While dogs are known to be man’s best friend, this rule often extends only to the animal’s owner. As many Americans have found out, dog bites are very common. With over 77 million dogs in the US, dog bite laws have been put in place to ensure that citizens are protected and can receive adequate compensation for any and all injuries. Have you been bitten by a dog and want to learn more about your legal rights? Look no further.
Dog owner’s liability
Knowing the law will be your best weapon in your case, and so the first step is to familiarize yourself with the three kinds of law that protect you in case of a dog bite. Choosing a given option will depend on the state you live in, as well as the specifics of your case.
- The dog bite statute states that dog owners are liable for physical injury or property damage caused by their pet.
- The one-bite rule holds the pet owner responsible only if they knew their dog was prone to biting, based on past history.

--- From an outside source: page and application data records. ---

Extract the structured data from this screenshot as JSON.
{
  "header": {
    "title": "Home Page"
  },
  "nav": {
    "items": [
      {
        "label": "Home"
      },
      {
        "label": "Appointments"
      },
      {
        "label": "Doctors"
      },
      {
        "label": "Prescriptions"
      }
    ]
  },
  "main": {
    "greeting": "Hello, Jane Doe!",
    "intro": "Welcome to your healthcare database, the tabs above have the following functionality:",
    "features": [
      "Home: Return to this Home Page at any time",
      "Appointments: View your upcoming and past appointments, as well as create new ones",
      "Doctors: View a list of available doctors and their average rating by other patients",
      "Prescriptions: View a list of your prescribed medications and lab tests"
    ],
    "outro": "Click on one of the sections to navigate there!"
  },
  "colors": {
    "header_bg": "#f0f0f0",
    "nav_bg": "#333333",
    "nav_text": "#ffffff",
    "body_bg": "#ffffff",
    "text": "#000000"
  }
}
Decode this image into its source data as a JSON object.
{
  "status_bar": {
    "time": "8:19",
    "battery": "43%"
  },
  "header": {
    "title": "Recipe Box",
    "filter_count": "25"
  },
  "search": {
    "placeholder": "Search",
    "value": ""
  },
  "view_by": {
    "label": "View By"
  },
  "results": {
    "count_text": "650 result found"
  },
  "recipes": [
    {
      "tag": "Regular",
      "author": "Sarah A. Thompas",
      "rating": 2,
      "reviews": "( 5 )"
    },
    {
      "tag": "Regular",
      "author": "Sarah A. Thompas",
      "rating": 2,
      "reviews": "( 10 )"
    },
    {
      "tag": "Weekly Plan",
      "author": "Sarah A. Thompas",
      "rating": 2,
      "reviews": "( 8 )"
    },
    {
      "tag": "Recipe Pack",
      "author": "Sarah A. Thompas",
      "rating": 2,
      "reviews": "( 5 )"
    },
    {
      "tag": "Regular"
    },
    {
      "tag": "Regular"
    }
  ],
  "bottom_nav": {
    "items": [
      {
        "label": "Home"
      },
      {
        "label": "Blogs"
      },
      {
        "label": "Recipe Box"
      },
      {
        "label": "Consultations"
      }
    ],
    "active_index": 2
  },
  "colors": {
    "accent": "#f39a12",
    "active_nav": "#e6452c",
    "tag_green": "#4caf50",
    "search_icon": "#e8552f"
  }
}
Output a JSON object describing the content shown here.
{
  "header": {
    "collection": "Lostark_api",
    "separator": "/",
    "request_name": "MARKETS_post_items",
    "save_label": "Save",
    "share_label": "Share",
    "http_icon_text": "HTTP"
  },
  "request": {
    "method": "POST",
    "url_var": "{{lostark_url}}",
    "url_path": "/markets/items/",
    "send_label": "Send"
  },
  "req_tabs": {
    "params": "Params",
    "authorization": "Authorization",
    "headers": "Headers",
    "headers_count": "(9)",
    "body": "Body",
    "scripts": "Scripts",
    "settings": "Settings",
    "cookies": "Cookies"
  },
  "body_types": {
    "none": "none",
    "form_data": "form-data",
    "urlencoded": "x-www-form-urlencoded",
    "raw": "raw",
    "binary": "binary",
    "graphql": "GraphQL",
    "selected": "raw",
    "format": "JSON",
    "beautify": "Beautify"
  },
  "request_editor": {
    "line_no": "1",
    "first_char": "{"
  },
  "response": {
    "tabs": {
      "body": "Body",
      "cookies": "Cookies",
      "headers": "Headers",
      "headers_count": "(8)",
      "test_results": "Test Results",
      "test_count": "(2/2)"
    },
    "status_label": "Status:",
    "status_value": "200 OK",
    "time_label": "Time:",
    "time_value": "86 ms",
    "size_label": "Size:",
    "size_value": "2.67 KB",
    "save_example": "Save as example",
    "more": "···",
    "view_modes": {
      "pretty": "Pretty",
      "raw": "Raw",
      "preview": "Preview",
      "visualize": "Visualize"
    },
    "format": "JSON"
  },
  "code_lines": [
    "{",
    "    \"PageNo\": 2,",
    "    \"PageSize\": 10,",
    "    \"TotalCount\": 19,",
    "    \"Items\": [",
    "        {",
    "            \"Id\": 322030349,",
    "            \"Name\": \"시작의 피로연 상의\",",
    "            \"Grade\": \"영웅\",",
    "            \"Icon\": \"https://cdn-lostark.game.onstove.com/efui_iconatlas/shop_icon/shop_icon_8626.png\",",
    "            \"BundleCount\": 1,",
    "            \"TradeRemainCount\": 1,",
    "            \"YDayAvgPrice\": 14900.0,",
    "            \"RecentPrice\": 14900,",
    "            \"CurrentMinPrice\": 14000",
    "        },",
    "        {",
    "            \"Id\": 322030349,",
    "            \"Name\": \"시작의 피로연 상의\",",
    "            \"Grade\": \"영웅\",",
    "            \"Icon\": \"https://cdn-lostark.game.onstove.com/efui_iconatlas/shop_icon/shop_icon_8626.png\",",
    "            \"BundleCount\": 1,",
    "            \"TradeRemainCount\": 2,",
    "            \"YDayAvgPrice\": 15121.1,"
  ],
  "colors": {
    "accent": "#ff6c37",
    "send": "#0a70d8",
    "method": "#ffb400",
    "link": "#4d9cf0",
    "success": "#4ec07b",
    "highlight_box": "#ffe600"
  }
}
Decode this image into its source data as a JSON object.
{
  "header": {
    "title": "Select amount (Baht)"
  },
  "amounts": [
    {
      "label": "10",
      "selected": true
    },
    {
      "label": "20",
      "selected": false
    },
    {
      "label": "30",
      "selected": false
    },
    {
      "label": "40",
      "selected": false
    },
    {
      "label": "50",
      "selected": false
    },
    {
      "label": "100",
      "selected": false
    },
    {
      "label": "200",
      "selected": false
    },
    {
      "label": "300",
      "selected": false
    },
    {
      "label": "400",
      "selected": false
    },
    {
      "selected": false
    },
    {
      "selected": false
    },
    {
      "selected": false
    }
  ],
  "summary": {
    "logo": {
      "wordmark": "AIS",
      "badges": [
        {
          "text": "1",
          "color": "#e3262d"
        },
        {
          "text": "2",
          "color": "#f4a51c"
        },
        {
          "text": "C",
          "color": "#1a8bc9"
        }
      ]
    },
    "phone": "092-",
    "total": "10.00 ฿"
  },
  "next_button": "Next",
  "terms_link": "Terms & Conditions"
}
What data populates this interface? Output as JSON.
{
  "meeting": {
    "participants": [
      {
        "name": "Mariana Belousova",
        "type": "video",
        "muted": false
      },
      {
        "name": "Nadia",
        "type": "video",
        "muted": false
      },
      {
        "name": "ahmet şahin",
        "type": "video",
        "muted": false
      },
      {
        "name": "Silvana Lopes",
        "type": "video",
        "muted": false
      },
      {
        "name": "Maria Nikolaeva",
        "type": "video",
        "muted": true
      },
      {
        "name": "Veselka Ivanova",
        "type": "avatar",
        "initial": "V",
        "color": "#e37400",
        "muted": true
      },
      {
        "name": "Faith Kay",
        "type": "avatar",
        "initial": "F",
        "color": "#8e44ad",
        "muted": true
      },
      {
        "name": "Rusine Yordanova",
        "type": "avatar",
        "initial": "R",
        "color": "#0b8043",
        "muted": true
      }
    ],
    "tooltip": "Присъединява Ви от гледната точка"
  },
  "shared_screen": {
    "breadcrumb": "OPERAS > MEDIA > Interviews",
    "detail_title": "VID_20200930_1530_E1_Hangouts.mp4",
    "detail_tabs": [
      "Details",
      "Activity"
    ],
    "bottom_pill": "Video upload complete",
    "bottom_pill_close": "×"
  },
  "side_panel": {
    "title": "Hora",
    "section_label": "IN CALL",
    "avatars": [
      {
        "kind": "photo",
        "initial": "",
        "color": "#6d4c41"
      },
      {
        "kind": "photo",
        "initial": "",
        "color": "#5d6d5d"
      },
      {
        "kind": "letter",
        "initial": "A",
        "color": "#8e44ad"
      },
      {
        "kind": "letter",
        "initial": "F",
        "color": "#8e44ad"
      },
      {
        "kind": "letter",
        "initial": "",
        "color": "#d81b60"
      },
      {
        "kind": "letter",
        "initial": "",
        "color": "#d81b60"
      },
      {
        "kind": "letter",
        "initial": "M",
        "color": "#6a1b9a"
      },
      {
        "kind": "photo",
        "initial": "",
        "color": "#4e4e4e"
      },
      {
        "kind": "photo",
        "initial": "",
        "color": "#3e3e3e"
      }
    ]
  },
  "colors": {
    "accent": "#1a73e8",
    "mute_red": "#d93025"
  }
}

- Negligence laws can work in your favor if the dog’s behavior was affected by the owner’s carelessness in controlling their dog in public.
Proving your case
Documentation is key when settling legal disputes involving personal injury or property damages. Take plenty of photos, save bills and medical records, and talk to any eyewitnesses who may have seen the event first hand. The better prepared you are to prove your side of the story, the greater chance you have of coming out on top. In some states, even the specific breed of the dog can be a factor, so make sure you get all the information you can.
Talk to a professional
Of course, working through the specifics of any dog bite laws will take the trained eye of a seasoned legal professional. While doing your homework is an important necessity, sealing the deal will mean finding a lawyer with the skill and expertise to represent you in court. If you have any specific questions or concerns, or are still unsure about your rights after being bitten by a dog, the time to act is now.